This is one of those hard-to-believe it’s true stories that never really grabbed the attention of the media so when you come to it ignorance and it unfolds on the screen and you hear the horrifying incredulous details, you cannot fail to be stunned into a combination of shock and anger. The latter particularly if you identify as LGBT as this outrageous case of mis-justice is deeply rooted in intransigent homophobia.
In 1994 four young Latina lesbians in San Antonia who were vey good friends …..two of them are involved in a relationship together ….. were accused of raping two young girls who were actually nieces of one of the accused. The case took two years to come to trial, and all the girls maintaining their innocence, refused the offer of plea bargaining. Consequently when they where found guilty, the judge handed down impossibly lengthy jail terms. Three of the young woman were sentenced for 15 years each, but the 4th was punished with 37.5 years! In his and the jury’s eyes they had three things going against them : they were low-income, Latina and gay women.
The ‘evidence’ that had convicted them had come from a pediatrician who testify that in her opinion the girls genitals had been touched, but mainly it rested on the testimony of the girls themselves which seemingly no-one dared, or wanted to challenge.
It was, as Debbie Nathan, an author on sexual politics and sex panics, explained the last gasp of the Satanic Ritual Abuse panic, a bizarre hysteria that swept the US in the 1980’s and which seriously impacted officialdom’s take on dealing with any unusual cases of childcare. Nathan not only wrote the definitive book debunking the practice, but more importantly she was a board member of the National Center for Reason and Justice (NCRJ), an “innocence project” for people falsely accused of harming children.
As the years passed and the women lived out their sentences they continued to refuse to accept their convictions so they also would not agree to participate in any of special prison courses for sex-offenders which automatically meant that they lost all the good-behavior privileges they had earned to date. Then as they were nearing the end of the 15 years, they finally got a lucky break. Three actually. Despite being ignored by the media, their case did attract the attention of a lone researcher in the wilds of Yukon of all places. After communicating wth the women he was firmly convinced that this was a serious case of mis-justice, so he started to campaign to get the case reopened.
Then one of the young accusers, now grown up with children of her own, came forward and totally recanted her story about the abuse. Still in obvious fear of her father she nevertheless confirmed what the 4 had long suspected that he had coached his daughters because their aunt had rejected his sexual advances. Also he and the children’s grandmother were vehemently opposed to the women’s homosexuality and lifestyles, and this had also motivate them to invent this whole scenario.
Then new developments in science totally debunked the expert pediatricians evidence, which she happily came forward and confirmed in an affidavit, meaning that finally the Centre for Injustice could successfully petition for their release. However even out of jail they were still considered as convicted sex offenders and as such have to meet all the tough restrictions which greatly inhibited them from leading normal lives.

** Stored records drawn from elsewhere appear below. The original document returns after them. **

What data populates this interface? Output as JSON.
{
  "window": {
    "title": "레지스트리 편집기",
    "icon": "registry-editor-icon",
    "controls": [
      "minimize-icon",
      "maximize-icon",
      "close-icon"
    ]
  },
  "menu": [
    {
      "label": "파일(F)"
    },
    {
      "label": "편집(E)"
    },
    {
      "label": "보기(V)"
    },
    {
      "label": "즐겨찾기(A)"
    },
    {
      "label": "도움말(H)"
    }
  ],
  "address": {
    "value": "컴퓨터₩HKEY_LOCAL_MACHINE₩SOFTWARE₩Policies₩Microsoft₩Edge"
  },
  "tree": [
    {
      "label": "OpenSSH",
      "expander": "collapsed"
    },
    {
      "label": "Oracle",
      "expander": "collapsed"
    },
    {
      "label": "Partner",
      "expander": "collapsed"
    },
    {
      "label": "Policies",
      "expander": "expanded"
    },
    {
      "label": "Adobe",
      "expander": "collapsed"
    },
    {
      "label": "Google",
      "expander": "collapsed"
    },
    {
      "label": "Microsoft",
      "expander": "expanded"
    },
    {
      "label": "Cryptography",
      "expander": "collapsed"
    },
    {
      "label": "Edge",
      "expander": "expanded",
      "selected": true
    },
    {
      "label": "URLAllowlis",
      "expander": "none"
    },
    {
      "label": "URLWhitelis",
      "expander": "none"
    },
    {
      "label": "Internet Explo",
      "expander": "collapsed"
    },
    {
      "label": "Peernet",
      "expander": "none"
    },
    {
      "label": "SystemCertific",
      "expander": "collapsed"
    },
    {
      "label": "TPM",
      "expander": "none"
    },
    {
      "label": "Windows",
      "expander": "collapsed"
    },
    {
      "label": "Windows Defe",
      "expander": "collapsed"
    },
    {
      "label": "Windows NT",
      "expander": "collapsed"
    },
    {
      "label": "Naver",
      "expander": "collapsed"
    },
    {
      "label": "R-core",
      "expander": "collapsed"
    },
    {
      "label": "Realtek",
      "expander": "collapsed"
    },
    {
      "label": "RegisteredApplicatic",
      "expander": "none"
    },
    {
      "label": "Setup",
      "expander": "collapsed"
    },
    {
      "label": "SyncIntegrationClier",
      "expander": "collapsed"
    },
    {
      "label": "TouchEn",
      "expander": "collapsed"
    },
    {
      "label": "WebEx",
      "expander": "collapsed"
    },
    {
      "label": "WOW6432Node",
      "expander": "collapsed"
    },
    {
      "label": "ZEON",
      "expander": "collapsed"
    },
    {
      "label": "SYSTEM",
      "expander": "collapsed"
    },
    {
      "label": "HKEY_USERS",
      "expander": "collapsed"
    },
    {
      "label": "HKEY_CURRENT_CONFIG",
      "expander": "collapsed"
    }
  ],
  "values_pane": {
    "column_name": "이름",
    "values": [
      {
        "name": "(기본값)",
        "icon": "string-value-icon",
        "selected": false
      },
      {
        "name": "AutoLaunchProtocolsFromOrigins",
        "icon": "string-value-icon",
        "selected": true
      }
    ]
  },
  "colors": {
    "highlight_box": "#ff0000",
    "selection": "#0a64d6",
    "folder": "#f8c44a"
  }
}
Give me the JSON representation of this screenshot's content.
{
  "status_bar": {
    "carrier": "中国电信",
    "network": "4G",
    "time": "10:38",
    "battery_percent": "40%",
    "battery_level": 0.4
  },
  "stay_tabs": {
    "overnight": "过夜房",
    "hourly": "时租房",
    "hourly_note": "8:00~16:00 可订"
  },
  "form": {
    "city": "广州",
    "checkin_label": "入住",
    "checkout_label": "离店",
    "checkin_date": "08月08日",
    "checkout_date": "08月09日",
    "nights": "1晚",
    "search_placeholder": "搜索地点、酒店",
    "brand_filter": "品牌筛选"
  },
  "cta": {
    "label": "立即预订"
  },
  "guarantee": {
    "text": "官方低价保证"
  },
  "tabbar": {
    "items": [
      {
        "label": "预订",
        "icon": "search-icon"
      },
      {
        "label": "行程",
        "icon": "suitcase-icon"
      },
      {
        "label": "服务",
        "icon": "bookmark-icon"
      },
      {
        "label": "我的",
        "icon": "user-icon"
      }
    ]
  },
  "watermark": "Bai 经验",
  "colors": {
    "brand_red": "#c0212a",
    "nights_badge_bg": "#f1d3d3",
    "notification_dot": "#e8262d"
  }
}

The next step was petitioning the Court for a complete exoneration which in any other circumstance should be a mere shoo-in now that there wasn’t any evidence against them. However they had the great misfortune to get the same judge from their original Trial who made little effort to hide either his reluctance to admit that he had got it wrong, or his own homophobia. He then took 10 months to give his ruling, and ended up refusing to pardon the women, and just offered them instead a re-trial. This will be at an indefinite date in the future, leaving these innocent women trapped by a justice system that seems like it will always be weighted against them.
Throughout all these long years these remarkably resilient young woman never lost their love and support for each other, and even though the prison system would not allow them to communicate directly with each other, they were just as close to each other when they are finally reunited. They could also count on the remarkable support of their own families despite the fact that they are devout Catholics, and had to adjust to the whole idea of their homosexuality. The four women all imbue such fortitude and an amazing sense of warmth and humor that they were determined to retain at all costs. The system may have inhumanely robbed them (and still robs them) of their freedom, but they will always refuse to let that crush them.
This excellent but very disturbing documentary by Austin based filmmaker Deborah S. Esquenazi was recently shown on the US Discovery TV channel and is still doing the rounds of Film Festivals and is so worth seeking out. http://www.southwestofsalem.com/screenings/